▸ Problem to work on
Only the text should be kept: print every entry below exactly and leave each image out.

[Element data from apps and pages]
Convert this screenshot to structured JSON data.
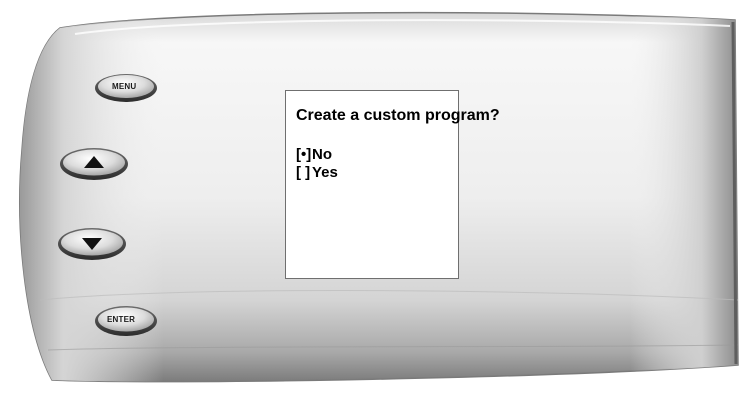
{
  "device": {
    "buttons": {
      "menu_label": "MENU",
      "enter_label": "ENTER",
      "up_icon": "triangle-up-icon",
      "down_icon": "triangle-down-icon"
    },
    "colors": {
      "body_light": "#f2f2f2",
      "body_mid": "#cfcfcf",
      "body_dark": "#8a8a8a",
      "screen_bg": "#ffffff",
      "screen_border": "#6f6f6f",
      "button_face": "#d9d9d9",
      "arrow": "#111111"
    }
  },
  "screen": {
    "title": "Create a custom program?",
    "options": [
      {
        "mark": "[•]",
        "label": "No",
        "selected": true
      },
      {
        "mark": "[ ]",
        "label": "Yes",
        "selected": false
      }
    ]
  }
}
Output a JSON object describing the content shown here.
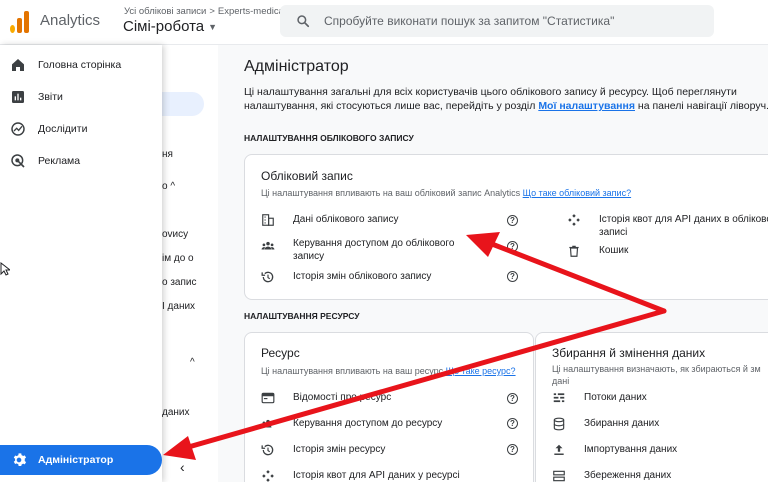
{
  "topbar": {
    "app_name": "Analytics",
    "account_crumb": "Усі облікові записи",
    "crumb_sep": ">",
    "account_name": "Experts-medical",
    "property_name": "Сімі-робота",
    "search_placeholder": "Спробуйте виконати пошук за запитом \"Статистика\""
  },
  "nav": {
    "items": [
      {
        "label": "Головна сторінка",
        "icon": "home-icon"
      },
      {
        "label": "Звіти",
        "icon": "bar-chart-icon"
      },
      {
        "label": "Дослідити",
        "icon": "explore-icon"
      },
      {
        "label": "Реклама",
        "icon": "ads-icon"
      }
    ],
    "admin_label": "Адміністратор"
  },
  "second_col": {
    "frag1": "ня",
    "frag2": "о ^",
    "frag3": "ovису",
    "frag4": "ім до о",
    "frag5": "о запис",
    "frag6": "I даних",
    "frag7": "даних"
  },
  "main": {
    "title": "Адміністратор",
    "intro_text": "Ці налаштування загальні для всіх користувачів цього облікового запису й ресурсу. Щоб переглянути налаштування, які стосуються лише вас, перейдіть у розділ ",
    "intro_link": "Мої налаштування",
    "intro_tail": " на панелі навігації ліворуч.",
    "account_section": "НАЛАШТУВАННЯ ОБЛІКОВОГО ЗАПИСУ",
    "account_card": {
      "title": "Обліковий запис",
      "subtitle": "Ці налаштування впливають на ваш обліковий запис Analytics ",
      "subtitle_link": "Що таке обліковий запис?",
      "left_items": [
        {
          "label": "Дані облікового запису",
          "icon": "building-icon"
        },
        {
          "label": "Керування доступом до облікового",
          "label2": "запису",
          "icon": "people-icon"
        },
        {
          "label": "Історія змін облікового запису",
          "icon": "history-icon"
        }
      ],
      "right_items": [
        {
          "label": "Історія квот для API даних в обліково",
          "label2": "записі",
          "icon": "api-icon"
        },
        {
          "label": "Кошик",
          "icon": "trash-icon"
        }
      ]
    },
    "property_section": "НАЛАШТУВАННЯ РЕСУРСУ",
    "property_card": {
      "title": "Ресурс",
      "subtitle": "Ці налаштування впливають на ваш ресурс ",
      "subtitle_link": "Що таке ресурс?",
      "items": [
        {
          "label": "Відомості про ресурс",
          "icon": "card-icon"
        },
        {
          "label": "Керування доступом до ресурсу",
          "icon": "people-icon"
        },
        {
          "label": "Історія змін ресурсу",
          "icon": "history-icon"
        },
        {
          "label": "Історія квот для API даних у ресурсі",
          "icon": "api-icon"
        }
      ]
    },
    "data_card": {
      "title": "Збирання й змінення даних",
      "subtitle": "Ці налаштування визначають, як збираються й зм",
      "subtitle2": "дані",
      "items": [
        {
          "label": "Потоки даних",
          "icon": "streams-icon"
        },
        {
          "label": "Збирання даних",
          "icon": "database-icon"
        },
        {
          "label": "Імпортування даних",
          "icon": "upload-icon"
        },
        {
          "label": "Збереження даних",
          "icon": "storage-icon"
        }
      ]
    }
  },
  "colors": {
    "accent": "#1a73e8",
    "arrow": "#e8141b"
  }
}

▸ Written response
Convert this screenshot to structured JSON data.
{
  "device": {
    "buttons": {
      "menu_label": "MENU",
      "enter_label": "ENTER",
      "up_icon": "triangle-up-icon",
      "down_icon": "triangle-down-icon"
    },
    "colors": {
      "body_light": "#f2f2f2",
      "body_mid": "#cfcfcf",
      "body_dark": "#8a8a8a",
      "screen_bg": "#ffffff",
      "screen_border": "#6f6f6f",
      "button_face": "#d9d9d9",
      "arrow": "#111111"
    }
  },
  "screen": {
    "title": "Create a custom program?",
    "options": [
      {
        "mark": "[•]",
        "label": "No",
        "selected": true
      },
      {
        "mark": "[ ]",
        "label": "Yes",
        "selected": false
      }
    ]
  }
}
Output a JSON object describing the content shown here.
{
  "topbar": {
    "app_name": "Analytics",
    "account_crumb": "Усі облікові записи",
    "crumb_sep": ">",
    "account_name": "Experts-medical",
    "property_name": "Сімі-робота",
    "search_placeholder": "Спробуйте виконати пошук за запитом \"Статистика\""
  },
  "nav": {
    "items": [
      {
        "label": "Головна сторінка",
        "icon": "home-icon"
      },
      {
        "label": "Звіти",
        "icon": "bar-chart-icon"
      },
      {
        "label": "Дослідити",
        "icon": "explore-icon"
      },
      {
        "label": "Реклама",
        "icon": "ads-icon"
      }
    ],
    "admin_label": "Адміністратор"
  },
  "second_col": {
    "frag1": "ня",
    "frag2": "о ^",
    "frag3": "ovису",
    "frag4": "ім до о",
    "frag5": "о запис",
    "frag6": "I даних",
    "frag7": "даних"
  },
  "main": {
    "title": "Адміністратор",
    "intro_text": "Ці налаштування загальні для всіх користувачів цього облікового запису й ресурсу. Щоб переглянути налаштування, які стосуються лише вас, перейдіть у розділ ",
    "intro_link": "Мої налаштування",
    "intro_tail": " на панелі навігації ліворуч.",
    "account_section": "НАЛАШТУВАННЯ ОБЛІКОВОГО ЗАПИСУ",
    "account_card": {
      "title": "Обліковий запис",
      "subtitle": "Ці налаштування впливають на ваш обліковий запис Analytics ",
      "subtitle_link": "Що таке обліковий запис?",
      "left_items": [
        {
          "label": "Дані облікового запису",
          "icon": "building-icon"
        },
        {
          "label": "Керування доступом до облікового",
          "label2": "запису",
          "icon": "people-icon"
        },
        {
          "label": "Історія змін облікового запису",
          "icon": "history-icon"
        }
      ],
      "right_items": [
        {
          "label": "Історія квот для API даних в обліково",
          "label2": "записі",
          "icon": "api-icon"
        },
        {
          "label": "Кошик",
          "icon": "trash-icon"
        }
      ]
    },
    "property_section": "НАЛАШТУВАННЯ РЕСУРСУ",
    "property_card": {
      "title": "Ресурс",
      "subtitle": "Ці налаштування впливають на ваш ресурс ",
      "subtitle_link": "Що таке ресурс?",
      "items": [
        {
          "label": "Відомості про ресурс",
          "icon": "card-icon"
        },
        {
          "label": "Керування доступом до ресурсу",
          "icon": "people-icon"
        },
        {
          "label": "Історія змін ресурсу",
          "icon": "history-icon"
        },
        {
          "label": "Історія квот для API даних у ресурсі",
          "icon": "api-icon"
        }
      ]
    },
    "data_card": {
      "title": "Збирання й змінення даних",
      "subtitle": "Ці налаштування визначають, як збираються й зм",
      "subtitle2": "дані",
      "items": [
        {
          "label": "Потоки даних",
          "icon": "streams-icon"
        },
        {
          "label": "Збирання даних",
          "icon": "database-icon"
        },
        {
          "label": "Імпортування даних",
          "icon": "upload-icon"
        },
        {
          "label": "Збереження даних",
          "icon": "storage-icon"
        }
      ]
    }
  },
  "colors": {
    "accent": "#1a73e8",
    "arrow": "#e8141b"
  }
}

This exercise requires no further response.